Audra McDonald performed in concert at the Leicester Square Theatre, London.
Star rating: five stars ★ ★ ★ ★ ★
Six-time Tony Award winner Audra McDonald returns to London’s Leicester Square Theatre for a glorious but short, four show residency after two similar cabaret concerts here last summer.
Wearing the same outfit she wore last summer (which she makes a specific point of mentioning) she bursts on to the small stage with huge energy and excitement, singing ‘When Did I Fall In Love?’ (Fiorello!) to an adoring audience.
Accompanied by her exuberant life-long friend and musical collaborator Seth Rudetsky, they whisk us away on a musical and personal mémoire.
McDonald and Rudetsky are self-evidently life-long friends as well as musical collaborators and work effortlessly and humorously together, with the latter asking questions that take us on the actress and singer’s musical journey: singing from age nine in Fresno California, Hansel and Gretel at Theodore Roosevelt High School, dinner theatre, and an unexpected move to New York to study classical singing and opera at Juilliard.
While loving opera as an art-form to listen to, McDonald’s heart and soul still always yearned for Broadway, though she credits Juilliard with nurturing a part of her voice she might not otherwise have discovered, singing light soprano roles.
Though the artist possesses glorious rich, warm, low and middle range notes, she does indeed hit several sparkling, extremely high notes during her Broadway reminisces in this concert, so her time at Juilliard was definitely not wasted!
McDonald parted company from singing opera in her final Juilliard recital and once more embraced Broadway. By the age of just 28 she had already won three Tony Awards (for Carousel, Master Class and Ragtime).
She was nominated again (for Marie Christine) before winning her fourth Tony for ‘A Raisin in the Sun’ in 2004, and then two more for Bess in Porgy and Bess in 2012, and two year later for the role she is about to bring to the West End in June: Billie Holiday in Lady Day at Emerson’s Bar and Grill. She is now a deserved record-breaking winner of six Tony Awards.
A mistress of her art and completely assured in her vocal and dramatic abilities, she excels and completely holds an audience when telling a story in song.
Whether the beautiful, ethereal but earthy ‘I Won’t Mind’ (music by Jeff Blumenkrantz, lyrics by Annie Kessler and Libby Saines) or Sondheim’s lonely daughter singing of her actress mother away living ‘The Glamorous Life’.

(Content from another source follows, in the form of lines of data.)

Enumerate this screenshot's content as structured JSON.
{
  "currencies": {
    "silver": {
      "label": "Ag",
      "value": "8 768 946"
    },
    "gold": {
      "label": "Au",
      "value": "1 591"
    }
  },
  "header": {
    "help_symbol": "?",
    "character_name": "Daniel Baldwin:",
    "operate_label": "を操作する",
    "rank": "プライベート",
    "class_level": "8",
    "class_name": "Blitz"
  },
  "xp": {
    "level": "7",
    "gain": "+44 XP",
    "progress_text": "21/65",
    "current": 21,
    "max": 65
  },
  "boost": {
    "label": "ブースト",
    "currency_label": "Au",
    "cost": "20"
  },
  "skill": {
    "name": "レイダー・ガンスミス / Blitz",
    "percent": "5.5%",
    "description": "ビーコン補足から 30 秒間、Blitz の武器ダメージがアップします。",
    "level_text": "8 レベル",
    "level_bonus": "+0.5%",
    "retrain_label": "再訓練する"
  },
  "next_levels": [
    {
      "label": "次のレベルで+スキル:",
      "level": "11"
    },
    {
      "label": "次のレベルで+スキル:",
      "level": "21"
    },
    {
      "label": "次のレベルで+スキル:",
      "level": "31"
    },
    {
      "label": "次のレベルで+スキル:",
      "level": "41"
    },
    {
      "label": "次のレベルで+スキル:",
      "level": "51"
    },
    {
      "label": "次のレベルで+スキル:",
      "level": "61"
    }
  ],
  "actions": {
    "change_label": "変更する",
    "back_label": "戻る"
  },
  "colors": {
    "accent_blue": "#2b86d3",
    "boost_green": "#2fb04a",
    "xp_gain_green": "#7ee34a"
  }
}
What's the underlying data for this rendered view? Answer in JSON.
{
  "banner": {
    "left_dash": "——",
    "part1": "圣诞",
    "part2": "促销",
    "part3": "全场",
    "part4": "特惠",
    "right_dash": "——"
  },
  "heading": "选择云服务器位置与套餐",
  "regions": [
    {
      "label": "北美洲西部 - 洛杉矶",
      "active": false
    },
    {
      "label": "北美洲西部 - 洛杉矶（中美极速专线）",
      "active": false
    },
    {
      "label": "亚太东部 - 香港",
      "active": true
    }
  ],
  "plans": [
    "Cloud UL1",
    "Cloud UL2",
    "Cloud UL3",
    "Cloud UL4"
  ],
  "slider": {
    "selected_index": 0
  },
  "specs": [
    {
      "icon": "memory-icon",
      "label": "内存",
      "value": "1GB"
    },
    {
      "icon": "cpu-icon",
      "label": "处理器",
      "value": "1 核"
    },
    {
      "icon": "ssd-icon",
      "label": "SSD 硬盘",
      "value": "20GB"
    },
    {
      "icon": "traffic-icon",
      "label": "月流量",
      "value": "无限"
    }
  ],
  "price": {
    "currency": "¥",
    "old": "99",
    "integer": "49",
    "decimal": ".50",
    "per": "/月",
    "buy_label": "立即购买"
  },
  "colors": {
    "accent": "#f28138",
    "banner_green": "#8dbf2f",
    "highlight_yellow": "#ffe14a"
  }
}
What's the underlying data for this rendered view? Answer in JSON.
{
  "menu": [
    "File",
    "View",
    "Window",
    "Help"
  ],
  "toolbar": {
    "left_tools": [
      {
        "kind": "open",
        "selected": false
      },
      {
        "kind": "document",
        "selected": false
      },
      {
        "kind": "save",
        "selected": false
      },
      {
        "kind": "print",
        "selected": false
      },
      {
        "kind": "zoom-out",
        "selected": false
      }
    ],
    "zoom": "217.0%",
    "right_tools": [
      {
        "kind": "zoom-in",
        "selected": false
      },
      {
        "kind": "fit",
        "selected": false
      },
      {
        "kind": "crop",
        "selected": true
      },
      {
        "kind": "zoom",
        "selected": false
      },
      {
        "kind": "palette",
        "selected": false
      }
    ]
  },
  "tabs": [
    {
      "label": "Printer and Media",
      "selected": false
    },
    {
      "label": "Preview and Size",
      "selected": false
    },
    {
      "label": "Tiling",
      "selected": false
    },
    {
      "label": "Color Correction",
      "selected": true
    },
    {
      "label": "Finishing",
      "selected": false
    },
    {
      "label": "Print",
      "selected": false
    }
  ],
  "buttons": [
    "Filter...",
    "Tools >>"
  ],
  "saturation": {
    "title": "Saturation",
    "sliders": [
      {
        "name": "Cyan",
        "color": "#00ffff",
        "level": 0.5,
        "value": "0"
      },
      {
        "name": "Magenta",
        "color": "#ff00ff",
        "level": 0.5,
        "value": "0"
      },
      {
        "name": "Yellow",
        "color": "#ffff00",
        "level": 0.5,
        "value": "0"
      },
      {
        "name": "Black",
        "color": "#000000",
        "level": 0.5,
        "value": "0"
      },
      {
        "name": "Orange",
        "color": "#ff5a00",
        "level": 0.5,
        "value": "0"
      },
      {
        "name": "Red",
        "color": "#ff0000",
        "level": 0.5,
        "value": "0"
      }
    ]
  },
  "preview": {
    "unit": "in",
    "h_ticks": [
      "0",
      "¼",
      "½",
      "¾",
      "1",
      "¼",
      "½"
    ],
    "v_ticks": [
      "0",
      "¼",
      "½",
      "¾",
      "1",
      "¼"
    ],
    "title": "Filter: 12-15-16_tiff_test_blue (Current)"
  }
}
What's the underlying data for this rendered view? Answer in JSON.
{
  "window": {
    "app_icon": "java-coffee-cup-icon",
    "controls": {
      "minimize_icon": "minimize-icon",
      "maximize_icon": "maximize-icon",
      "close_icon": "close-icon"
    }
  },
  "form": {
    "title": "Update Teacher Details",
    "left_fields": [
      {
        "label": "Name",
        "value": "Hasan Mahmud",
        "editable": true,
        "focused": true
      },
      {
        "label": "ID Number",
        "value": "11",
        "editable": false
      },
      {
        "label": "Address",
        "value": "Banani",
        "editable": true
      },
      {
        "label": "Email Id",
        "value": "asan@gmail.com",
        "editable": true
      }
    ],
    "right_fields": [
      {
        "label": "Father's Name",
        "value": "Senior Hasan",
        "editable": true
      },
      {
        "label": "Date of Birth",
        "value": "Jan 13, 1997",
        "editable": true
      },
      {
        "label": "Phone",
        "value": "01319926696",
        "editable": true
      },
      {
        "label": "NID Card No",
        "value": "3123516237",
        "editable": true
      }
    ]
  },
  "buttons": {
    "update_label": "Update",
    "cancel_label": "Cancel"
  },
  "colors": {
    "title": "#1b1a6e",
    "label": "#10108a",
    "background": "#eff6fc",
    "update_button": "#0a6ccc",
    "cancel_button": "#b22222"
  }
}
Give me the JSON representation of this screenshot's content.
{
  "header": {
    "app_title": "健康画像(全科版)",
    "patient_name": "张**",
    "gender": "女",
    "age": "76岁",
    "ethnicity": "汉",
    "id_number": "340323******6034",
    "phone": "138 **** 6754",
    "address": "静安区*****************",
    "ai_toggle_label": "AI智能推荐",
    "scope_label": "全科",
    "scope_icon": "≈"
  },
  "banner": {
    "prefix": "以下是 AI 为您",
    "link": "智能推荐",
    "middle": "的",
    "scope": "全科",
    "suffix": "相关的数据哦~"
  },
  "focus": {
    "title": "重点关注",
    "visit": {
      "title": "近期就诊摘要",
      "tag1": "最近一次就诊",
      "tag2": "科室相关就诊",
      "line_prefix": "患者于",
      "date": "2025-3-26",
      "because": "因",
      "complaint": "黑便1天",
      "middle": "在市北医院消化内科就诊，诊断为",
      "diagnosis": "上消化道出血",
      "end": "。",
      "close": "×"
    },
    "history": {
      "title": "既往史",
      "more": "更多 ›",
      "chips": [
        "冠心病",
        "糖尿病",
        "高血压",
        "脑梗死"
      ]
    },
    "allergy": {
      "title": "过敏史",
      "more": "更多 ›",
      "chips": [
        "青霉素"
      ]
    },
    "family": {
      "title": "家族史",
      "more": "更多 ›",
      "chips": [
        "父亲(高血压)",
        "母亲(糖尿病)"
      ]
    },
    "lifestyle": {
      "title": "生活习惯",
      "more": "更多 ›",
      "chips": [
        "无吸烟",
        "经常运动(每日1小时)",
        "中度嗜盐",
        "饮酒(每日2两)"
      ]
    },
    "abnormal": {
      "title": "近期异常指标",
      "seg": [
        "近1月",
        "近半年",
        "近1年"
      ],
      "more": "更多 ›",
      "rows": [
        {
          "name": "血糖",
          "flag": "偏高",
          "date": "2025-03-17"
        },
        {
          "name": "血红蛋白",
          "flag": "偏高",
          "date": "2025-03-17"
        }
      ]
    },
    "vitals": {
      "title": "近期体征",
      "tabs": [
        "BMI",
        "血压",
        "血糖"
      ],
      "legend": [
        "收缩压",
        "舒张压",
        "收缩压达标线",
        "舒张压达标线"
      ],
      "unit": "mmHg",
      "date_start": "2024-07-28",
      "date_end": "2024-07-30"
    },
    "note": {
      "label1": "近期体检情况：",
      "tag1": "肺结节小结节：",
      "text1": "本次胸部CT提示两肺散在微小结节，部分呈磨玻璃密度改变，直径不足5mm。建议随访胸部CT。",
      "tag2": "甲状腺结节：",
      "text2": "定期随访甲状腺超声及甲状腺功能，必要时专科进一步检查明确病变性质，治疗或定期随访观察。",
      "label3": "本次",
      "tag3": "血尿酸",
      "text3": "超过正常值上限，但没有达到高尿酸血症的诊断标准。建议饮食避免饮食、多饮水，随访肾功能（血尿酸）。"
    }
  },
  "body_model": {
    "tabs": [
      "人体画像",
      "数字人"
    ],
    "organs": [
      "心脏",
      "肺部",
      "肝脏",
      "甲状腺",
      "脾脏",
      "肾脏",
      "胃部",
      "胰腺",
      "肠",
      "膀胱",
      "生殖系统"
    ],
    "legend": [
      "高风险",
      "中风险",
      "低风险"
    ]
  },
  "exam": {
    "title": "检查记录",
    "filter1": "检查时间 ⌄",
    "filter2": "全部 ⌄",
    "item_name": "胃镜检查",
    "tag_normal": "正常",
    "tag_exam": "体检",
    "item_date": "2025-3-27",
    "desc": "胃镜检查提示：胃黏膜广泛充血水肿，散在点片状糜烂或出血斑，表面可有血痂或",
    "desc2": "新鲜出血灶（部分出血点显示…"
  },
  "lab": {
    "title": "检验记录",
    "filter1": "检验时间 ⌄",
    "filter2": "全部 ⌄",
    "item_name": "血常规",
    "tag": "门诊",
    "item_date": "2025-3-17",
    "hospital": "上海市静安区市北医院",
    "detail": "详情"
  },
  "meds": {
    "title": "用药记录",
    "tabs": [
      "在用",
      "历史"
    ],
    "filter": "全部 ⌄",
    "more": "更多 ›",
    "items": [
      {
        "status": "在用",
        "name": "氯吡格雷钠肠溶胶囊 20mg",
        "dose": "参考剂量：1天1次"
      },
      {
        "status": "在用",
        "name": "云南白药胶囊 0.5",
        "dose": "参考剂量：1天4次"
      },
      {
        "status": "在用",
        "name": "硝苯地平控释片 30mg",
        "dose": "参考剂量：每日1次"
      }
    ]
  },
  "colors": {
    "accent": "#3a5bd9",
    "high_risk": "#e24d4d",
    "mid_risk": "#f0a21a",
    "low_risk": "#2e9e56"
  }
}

Add to that repertoire: Jason Robert Brown’s trophy wife who has everything but nothing in ‘Stars and the Moon’; Adam Gwon’s heart-breaking ‘I’ll Be Here’ from Ordinary Days – McDonald paints rich, evocative and deeply moving pictures in deep shades and delicate pastel colours with her beautiful voice.
This is unquestionably an exceptional evening at Leicester Square Theatre and a masterclass in the art of cabaret. Classy, sophisticated and supremely accomplished singing.
However, McDonald is never prissy or pretentious, but full of fun, insisting her audience singalong with gusto, while hitting top ‘C’s above the entire chorus assembled before her in ‘I Could Have Danced All Night’.
She understands her voice completely, even five months after giving birth (!) and it is joyous to see and hear.
And although her career and accomplishments have already spanned 25 years, it is evident she has many more decades ahead of her yet.
It is also clear that family and friends are deeply important to her and she makes a point of talking about her 16-year-old daughter Zoe, who is helping take care of new arrival, five-month old Sally backstage.
It is Sally’s unexpected arrival that caused the postponement of Lady Day from last summer to this. How wonderful and typical that McDonald should simply have shifted dates around to embrace family and yet still bring her sixth Tony Award performance to London.
This is real life. Plans change because family and people come first. Her husband, Broadway singer/actor Will Swenson, also makes a brief Pirate King appearance singing some solo Gilbert and Sullivan before they both sing a touching ‘You Don’t Bring Me Flowers’.
Luminous in her solos, we are privileged to see a small glimpse of McDonald’s 25-year career condensed into a few carefully chosen songs.
After singing her ‘Benediction’ – a glorious ‘Climb Every Mountain’ – Rudetsky makes reference to finding her chosen encore amongst her catalogue of 8,000 songs: a ravishing ‘Summertime’ from Porgy and Bess.
Cabaret is rarely this classy, sophisticated or perfect. New Yorkers have many opportunities to hear this beautiful, unique singer. Do not miss this special performance here in London. There is real treasure, excellence, joy and artistry at Leicester Square this week from songstress supreme Audra McDonald.
Tickets for Lady Day at Emerson’s Bar and Grill are available HERE.